# [Exercise prompt]
Could you copy out all of the entries exactly?

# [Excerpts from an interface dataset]
——————————
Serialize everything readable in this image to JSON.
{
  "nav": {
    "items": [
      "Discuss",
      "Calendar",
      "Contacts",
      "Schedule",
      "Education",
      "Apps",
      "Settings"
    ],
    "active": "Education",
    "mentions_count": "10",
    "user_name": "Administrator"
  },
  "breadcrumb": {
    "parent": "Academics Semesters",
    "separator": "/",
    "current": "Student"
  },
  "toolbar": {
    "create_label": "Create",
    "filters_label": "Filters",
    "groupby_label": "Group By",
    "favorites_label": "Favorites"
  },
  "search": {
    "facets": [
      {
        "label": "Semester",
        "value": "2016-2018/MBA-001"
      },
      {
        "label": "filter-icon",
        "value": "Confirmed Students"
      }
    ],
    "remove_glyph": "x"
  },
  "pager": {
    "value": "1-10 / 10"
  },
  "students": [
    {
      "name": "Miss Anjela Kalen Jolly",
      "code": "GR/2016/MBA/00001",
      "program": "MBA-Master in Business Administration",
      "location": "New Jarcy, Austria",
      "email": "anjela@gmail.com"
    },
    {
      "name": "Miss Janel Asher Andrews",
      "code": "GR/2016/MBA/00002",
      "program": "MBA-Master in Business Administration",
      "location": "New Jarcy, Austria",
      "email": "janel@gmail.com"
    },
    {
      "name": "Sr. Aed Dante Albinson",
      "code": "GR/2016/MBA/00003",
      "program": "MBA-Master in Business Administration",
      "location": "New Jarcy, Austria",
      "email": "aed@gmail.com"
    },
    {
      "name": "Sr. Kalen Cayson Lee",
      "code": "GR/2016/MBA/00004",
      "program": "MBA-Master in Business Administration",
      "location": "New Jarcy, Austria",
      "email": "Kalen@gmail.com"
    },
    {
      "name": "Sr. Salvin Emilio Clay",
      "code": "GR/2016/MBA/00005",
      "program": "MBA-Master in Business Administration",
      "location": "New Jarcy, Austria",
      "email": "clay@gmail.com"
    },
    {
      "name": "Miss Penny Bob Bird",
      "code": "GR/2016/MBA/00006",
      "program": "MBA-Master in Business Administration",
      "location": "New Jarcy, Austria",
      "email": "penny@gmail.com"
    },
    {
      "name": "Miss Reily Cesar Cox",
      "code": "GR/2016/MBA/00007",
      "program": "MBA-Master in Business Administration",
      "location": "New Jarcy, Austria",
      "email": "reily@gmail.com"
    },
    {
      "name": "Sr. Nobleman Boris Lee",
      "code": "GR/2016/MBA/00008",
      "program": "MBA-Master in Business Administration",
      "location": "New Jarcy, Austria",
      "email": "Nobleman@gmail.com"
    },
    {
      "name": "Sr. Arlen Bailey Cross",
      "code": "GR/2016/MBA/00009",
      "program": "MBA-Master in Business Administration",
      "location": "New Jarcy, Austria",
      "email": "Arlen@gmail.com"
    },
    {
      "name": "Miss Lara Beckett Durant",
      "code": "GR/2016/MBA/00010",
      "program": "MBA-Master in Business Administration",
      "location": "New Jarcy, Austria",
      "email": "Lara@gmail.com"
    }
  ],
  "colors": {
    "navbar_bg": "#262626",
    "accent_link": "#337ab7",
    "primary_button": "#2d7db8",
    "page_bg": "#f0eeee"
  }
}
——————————
# [Result below]
Serialize everything readable in this image to JSON.
{
  "nav": {
    "items": [
      "Discuss",
      "Calendar",
      "Contacts",
      "Schedule",
      "Education",
      "Apps",
      "Settings"
    ],
    "active": "Education",
    "mentions_count": "10",
    "user_name": "Administrator"
  },
  "breadcrumb": {
    "parent": "Academics Semesters",
    "separator": "/",
    "current": "Student"
  },
  "toolbar": {
    "create_label": "Create",
    "filters_label": "Filters",
    "groupby_label": "Group By",
    "favorites_label": "Favorites"
  },
  "search": {
    "facets": [
      {
        "label": "Semester",
        "value": "2016-2018/MBA-001"
      },
      {
        "label": "filter-icon",
        "value": "Confirmed Students"
      }
    ],
    "remove_glyph": "x"
  },
  "pager": {
    "value": "1-10 / 10"
  },
  "students": [
    {
      "name": "Miss Anjela Kalen Jolly",
      "code": "GR/2016/MBA/00001",
      "program": "MBA-Master in Business Administration",
      "location": "New Jarcy, Austria",
      "email": "anjela@gmail.com"
    },
    {
      "name": "Miss Janel Asher Andrews",
      "code": "GR/2016/MBA/00002",
      "program": "MBA-Master in Business Administration",
      "location": "New Jarcy, Austria",
      "email": "janel@gmail.com"
    },
    {
      "name": "Sr. Aed Dante Albinson",
      "code": "GR/2016/MBA/00003",
      "program": "MBA-Master in Business Administration",
      "location": "New Jarcy, Austria",
      "email": "aed@gmail.com"
    },
    {
      "name": "Sr. Kalen Cayson Lee",
      "code": "GR/2016/MBA/00004",
      "program": "MBA-Master in Business Administration",
      "location": "New Jarcy, Austria",
      "email": "Kalen@gmail.com"
    },
    {
      "name": "Sr. Salvin Emilio Clay",
      "code": "GR/2016/MBA/00005",
      "program": "MBA-Master in Business Administration",
      "location": "New Jarcy, Austria",
      "email": "clay@gmail.com"
    },
    {
      "name": "Miss Penny Bob Bird",
      "code": "GR/2016/MBA/00006",
      "program": "MBA-Master in Business Administration",
      "location": "New Jarcy, Austria",
      "email": "penny@gmail.com"
    },
    {
      "name": "Miss Reily Cesar Cox",
      "code": "GR/2016/MBA/00007",
      "program": "MBA-Master in Business Administration",
      "location": "New Jarcy, Austria",
      "email": "reily@gmail.com"
    },
    {
      "name": "Sr. Nobleman Boris Lee",
      "code": "GR/2016/MBA/00008",
      "program": "MBA-Master in Business Administration",
      "location": "New Jarcy, Austria",
      "email": "Nobleman@gmail.com"
    },
    {
      "name": "Sr. Arlen Bailey Cross",
      "code": "GR/2016/MBA/00009",
      "program": "MBA-Master in Business Administration",
      "location": "New Jarcy, Austria",
      "email": "Arlen@gmail.com"
    },
    {
      "name": "Miss Lara Beckett Durant",
      "code": "GR/2016/MBA/00010",
      "program": "MBA-Master in Business Administration",
      "location": "New Jarcy, Austria",
      "email": "Lara@gmail.com"
    }
  ],
  "colors": {
    "navbar_bg": "#262626",
    "accent_link": "#337ab7",
    "primary_button": "#2d7db8",
    "page_bg": "#f0eeee"
  }
}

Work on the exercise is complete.